This research was supported by the Basic Science Research Program through the National Research Foundation of Korea (NRF) (Grant No. 2016R1D1A1B03935270) funded by the Ministry of Education; the Korea Basic Science Institute under the R&D program (Project No. E37800) supervised by the Ministry of Science, ICT and Future Planning; Nano-Material Technology Development Program (Project No. 2016M3A7B4900135) through the NRF; the Graphene Materials/Components Development Project (10044366) through the Ministry of Trade, Industry, and Energy (MOTIE), Korea; and the KIST institutional program.

## Author information

### Affiliations

1. #### Department of Physics, Research Institute of Physics and Chemistry, Chonbuk National University, Jeonju, 54896, Korea

• Taegeon Lee
•  & Heesuk Rho
2. #### Applied Quantum Composites Research Center, Korea Institute of Science and Technology, Wanju, 55324, Korea

• Felisita A Mas’ud
•  & Myung Jong Kim

### Contributions

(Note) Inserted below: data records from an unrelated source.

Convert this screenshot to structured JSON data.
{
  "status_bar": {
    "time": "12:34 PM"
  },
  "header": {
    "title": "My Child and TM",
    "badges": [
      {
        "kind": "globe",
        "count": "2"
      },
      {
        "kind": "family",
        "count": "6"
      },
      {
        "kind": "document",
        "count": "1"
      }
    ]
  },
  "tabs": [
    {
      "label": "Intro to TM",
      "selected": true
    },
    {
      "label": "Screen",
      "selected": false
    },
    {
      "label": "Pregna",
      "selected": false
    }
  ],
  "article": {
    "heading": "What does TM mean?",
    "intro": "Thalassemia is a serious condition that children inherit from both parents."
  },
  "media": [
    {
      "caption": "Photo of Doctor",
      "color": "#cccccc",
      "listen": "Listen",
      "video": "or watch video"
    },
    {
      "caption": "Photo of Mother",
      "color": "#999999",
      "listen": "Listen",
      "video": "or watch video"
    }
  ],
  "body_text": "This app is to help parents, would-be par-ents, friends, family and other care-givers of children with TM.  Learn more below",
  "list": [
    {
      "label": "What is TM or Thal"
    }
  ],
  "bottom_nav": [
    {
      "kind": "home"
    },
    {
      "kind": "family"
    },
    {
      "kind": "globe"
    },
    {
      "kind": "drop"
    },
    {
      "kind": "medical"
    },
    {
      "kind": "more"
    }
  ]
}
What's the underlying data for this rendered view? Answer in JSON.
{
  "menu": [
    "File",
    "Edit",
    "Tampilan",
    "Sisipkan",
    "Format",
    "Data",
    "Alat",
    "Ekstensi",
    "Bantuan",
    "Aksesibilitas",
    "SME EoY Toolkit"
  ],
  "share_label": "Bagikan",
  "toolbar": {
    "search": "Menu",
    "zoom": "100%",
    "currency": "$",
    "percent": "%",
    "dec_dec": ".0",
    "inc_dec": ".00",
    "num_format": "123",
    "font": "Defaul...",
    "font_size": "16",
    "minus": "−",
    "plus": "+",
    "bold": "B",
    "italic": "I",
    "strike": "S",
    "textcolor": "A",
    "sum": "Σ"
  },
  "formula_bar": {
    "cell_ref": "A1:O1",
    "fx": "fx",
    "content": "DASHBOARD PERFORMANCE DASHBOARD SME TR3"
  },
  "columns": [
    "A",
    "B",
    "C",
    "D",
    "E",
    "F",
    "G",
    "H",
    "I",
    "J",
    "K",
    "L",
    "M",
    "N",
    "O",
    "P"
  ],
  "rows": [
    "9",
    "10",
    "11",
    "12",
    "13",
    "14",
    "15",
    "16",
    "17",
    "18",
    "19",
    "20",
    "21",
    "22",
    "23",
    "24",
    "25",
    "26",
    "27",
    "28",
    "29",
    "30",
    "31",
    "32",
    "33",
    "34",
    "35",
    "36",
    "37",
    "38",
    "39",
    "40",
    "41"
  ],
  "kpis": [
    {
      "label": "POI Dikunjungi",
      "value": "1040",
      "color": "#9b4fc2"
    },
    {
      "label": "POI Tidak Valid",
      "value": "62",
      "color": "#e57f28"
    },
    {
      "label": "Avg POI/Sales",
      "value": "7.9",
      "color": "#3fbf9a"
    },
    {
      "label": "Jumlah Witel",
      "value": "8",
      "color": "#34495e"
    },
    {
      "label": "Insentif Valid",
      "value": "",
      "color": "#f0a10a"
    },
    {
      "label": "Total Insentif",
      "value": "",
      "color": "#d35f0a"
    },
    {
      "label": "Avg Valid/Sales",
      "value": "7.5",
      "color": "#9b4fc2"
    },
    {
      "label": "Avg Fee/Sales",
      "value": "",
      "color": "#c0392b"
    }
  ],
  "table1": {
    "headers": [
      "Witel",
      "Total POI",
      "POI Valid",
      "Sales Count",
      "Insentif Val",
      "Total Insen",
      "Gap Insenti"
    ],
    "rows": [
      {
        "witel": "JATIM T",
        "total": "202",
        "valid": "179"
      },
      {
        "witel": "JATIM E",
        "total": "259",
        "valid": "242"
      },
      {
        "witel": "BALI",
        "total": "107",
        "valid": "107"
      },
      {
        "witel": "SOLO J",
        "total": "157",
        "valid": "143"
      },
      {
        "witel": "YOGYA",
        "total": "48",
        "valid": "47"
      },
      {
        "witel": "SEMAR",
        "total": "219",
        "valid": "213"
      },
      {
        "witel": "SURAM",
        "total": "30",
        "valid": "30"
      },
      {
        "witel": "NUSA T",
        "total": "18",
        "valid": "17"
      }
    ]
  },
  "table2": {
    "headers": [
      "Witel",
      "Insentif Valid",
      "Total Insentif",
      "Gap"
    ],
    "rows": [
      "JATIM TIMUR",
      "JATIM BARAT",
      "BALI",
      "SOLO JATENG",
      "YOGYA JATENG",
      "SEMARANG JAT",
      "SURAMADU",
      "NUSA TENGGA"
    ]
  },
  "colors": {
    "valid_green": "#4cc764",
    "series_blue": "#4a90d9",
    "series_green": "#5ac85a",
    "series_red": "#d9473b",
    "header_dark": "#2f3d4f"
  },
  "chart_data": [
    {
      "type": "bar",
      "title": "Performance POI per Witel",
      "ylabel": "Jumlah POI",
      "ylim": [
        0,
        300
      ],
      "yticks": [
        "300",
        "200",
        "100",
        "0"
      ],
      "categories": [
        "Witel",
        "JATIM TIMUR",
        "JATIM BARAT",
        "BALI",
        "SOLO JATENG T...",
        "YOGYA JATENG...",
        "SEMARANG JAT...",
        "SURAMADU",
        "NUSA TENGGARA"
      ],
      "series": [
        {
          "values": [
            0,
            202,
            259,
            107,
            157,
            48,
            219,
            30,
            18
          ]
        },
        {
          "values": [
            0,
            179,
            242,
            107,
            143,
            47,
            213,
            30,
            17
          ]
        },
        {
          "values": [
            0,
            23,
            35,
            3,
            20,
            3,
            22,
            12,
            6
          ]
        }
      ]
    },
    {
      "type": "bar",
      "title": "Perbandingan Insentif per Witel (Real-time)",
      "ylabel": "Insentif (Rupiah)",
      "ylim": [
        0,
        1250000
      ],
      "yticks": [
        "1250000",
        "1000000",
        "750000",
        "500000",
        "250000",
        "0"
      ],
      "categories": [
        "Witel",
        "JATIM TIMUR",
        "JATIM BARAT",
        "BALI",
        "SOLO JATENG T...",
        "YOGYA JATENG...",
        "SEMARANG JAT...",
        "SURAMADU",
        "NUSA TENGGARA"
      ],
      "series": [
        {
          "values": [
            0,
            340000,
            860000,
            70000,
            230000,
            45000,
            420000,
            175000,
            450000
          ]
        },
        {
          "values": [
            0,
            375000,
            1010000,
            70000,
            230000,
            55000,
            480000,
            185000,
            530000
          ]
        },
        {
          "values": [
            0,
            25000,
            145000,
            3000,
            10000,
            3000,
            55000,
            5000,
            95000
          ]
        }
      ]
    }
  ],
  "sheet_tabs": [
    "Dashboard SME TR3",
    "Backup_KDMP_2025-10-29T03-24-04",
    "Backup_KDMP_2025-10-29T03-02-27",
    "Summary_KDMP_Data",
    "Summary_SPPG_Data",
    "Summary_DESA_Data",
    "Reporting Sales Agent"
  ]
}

F.A.M. and M.J.K. grew the samples and conducted the SEM measurements. T.L. and H.R. conducted the Raman measurements, analyzed the results, and wrote the manuscript. T.L., H.R. and M.J.K. discussed the results and contributed to the final version of the manuscript.

### Competing Interests

The authors declare that they have no competing interests.

### Corresponding authors

Correspondence to Myung Jong Kim or Heesuk Rho.